* _THE TASK_
Every line below that has the string "title" needs to be copied.

^^^^^^^^^^^^^^^^

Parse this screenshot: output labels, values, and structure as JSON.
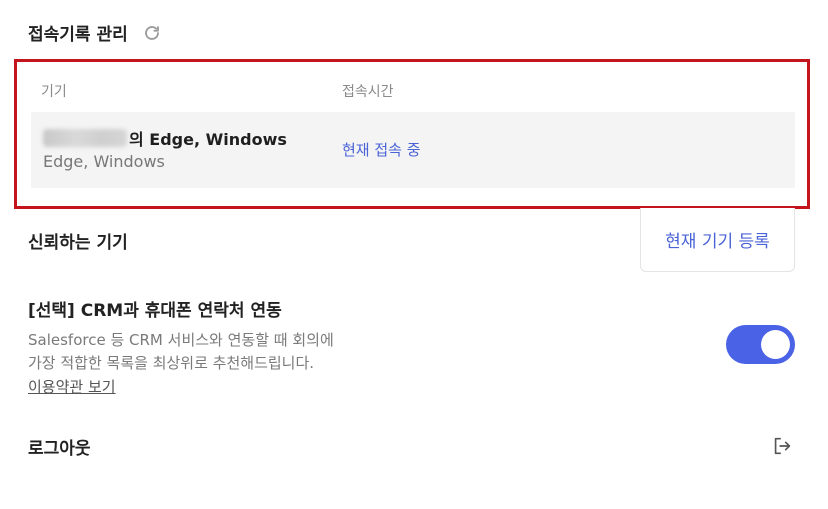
{
  "access_history": {
    "title": "접속기록 관리",
    "refresh_icon": "refresh-icon",
    "columns": {
      "device": "기기",
      "time": "접속시간"
    },
    "rows": [
      {
        "device_suffix": "의 Edge, Windows",
        "device_sub": "Edge, Windows",
        "status": "현재 접속 중"
      }
    ]
  },
  "trusted_devices": {
    "title": "신뢰하는 기기",
    "register_button": "현재 기기 등록"
  },
  "crm": {
    "title": "[선택] CRM과 휴대폰 연락처 연동",
    "description_line1": "Salesforce 등 CRM 서비스와 연동할 때 회의에",
    "description_line2": "가장 적합한 목록을 최상위로 추천해드립니다.",
    "terms_link": "이용약관 보기",
    "toggle_on": true
  },
  "logout": {
    "label": "로그아웃",
    "icon": "logout-icon"
  },
  "colors": {
    "accent": "#4a63e6",
    "highlight_border": "#c4141c",
    "row_bg": "#f4f4f5"
  }
}
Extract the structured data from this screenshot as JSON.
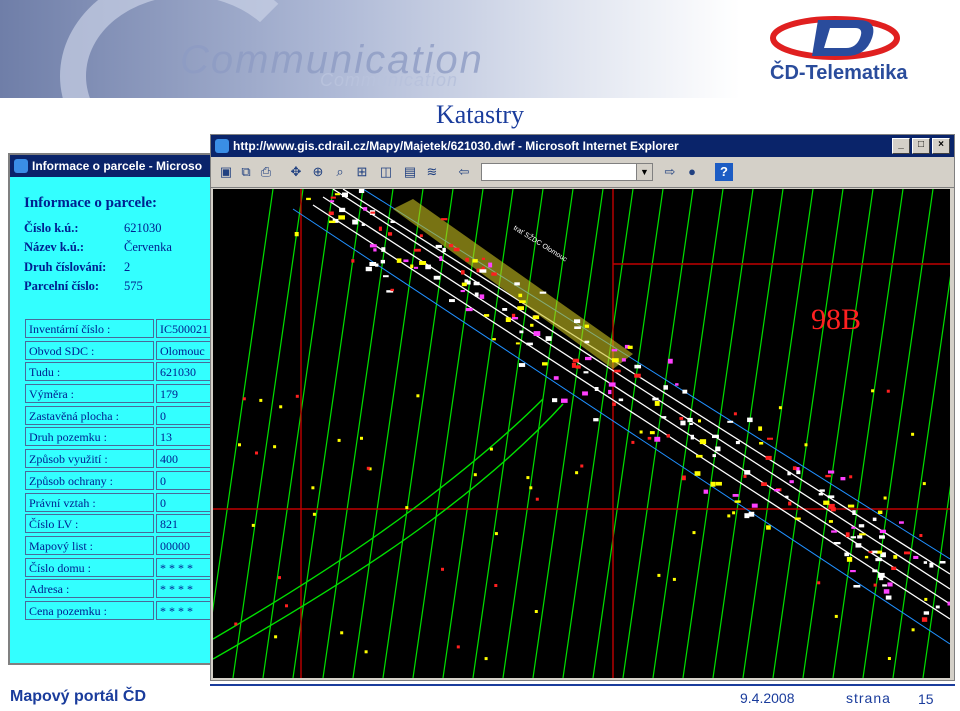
{
  "slide": {
    "title": "Katastry",
    "footer_left": "Mapový portál ČD",
    "footer_date": "9.4.2008",
    "footer_page_label": "strana",
    "footer_page_number": "15"
  },
  "banner": {
    "text_large": "Communication",
    "text_small": "Communication"
  },
  "logo": {
    "brand": "ČD-Telematika",
    "colors": {
      "red": "#e02020",
      "blue": "#2a4c9c"
    }
  },
  "info_window": {
    "title": "Informace o parcele - Microso",
    "heading": "Informace o parcele:",
    "fields": [
      {
        "label": "Číslo k.ú.:",
        "value": "621030"
      },
      {
        "label": "Název k.ú.:",
        "value": "Červenka"
      },
      {
        "label": "Druh číslování:",
        "value": "2"
      },
      {
        "label": "Parcelní číslo:",
        "value": "575"
      }
    ],
    "table": [
      {
        "label": "Inventární číslo :",
        "value": "IC500021"
      },
      {
        "label": "Obvod SDC :",
        "value": "Olomouc"
      },
      {
        "label": "Tudu :",
        "value": "621030"
      },
      {
        "label": "Výměra :",
        "value": "179"
      },
      {
        "label": "Zastavěná plocha :",
        "value": "0"
      },
      {
        "label": "Druh pozemku :",
        "value": "13"
      },
      {
        "label": "Způsob využití :",
        "value": "400"
      },
      {
        "label": "Způsob ochrany :",
        "value": "0"
      },
      {
        "label": "Právní vztah :",
        "value": "0"
      },
      {
        "label": "Číslo LV :",
        "value": "821"
      },
      {
        "label": "Mapový list :",
        "value": "00000"
      },
      {
        "label": "Číslo domu :",
        "value": "* * * *"
      },
      {
        "label": "Adresa :",
        "value": "* * * *"
      },
      {
        "label": "Cena pozemku :",
        "value": "* * * *"
      }
    ],
    "background_color": "#33ffff"
  },
  "browser": {
    "title": "http://www.gis.cdrail.cz/Mapy/Majetek/621030.dwf - Microsoft Internet Explorer",
    "window_buttons": [
      "_",
      "□",
      "×"
    ],
    "map": {
      "sheet_label": "98B",
      "rail_label": "trať SŽDC Olomouc",
      "colors": {
        "parcel_lines": "#00e000",
        "sheet_grid": "#c00000",
        "rails": "#ffffff",
        "label": "#ff2020"
      }
    }
  }
}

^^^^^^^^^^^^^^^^

* _TASK OUTPUT_
    "title": "접속기록 관리",
    "title": "신뢰하는 기기",
    "title": "[선택] CRM과 휴대폰 연락처 연동",
    "title": "Katastry",
    "title": "Informace o parcele - Microso",
    "title": "http://www.gis.cdrail.cz/Mapy/Majetek/621030.dwf - Microsoft Internet Explorer",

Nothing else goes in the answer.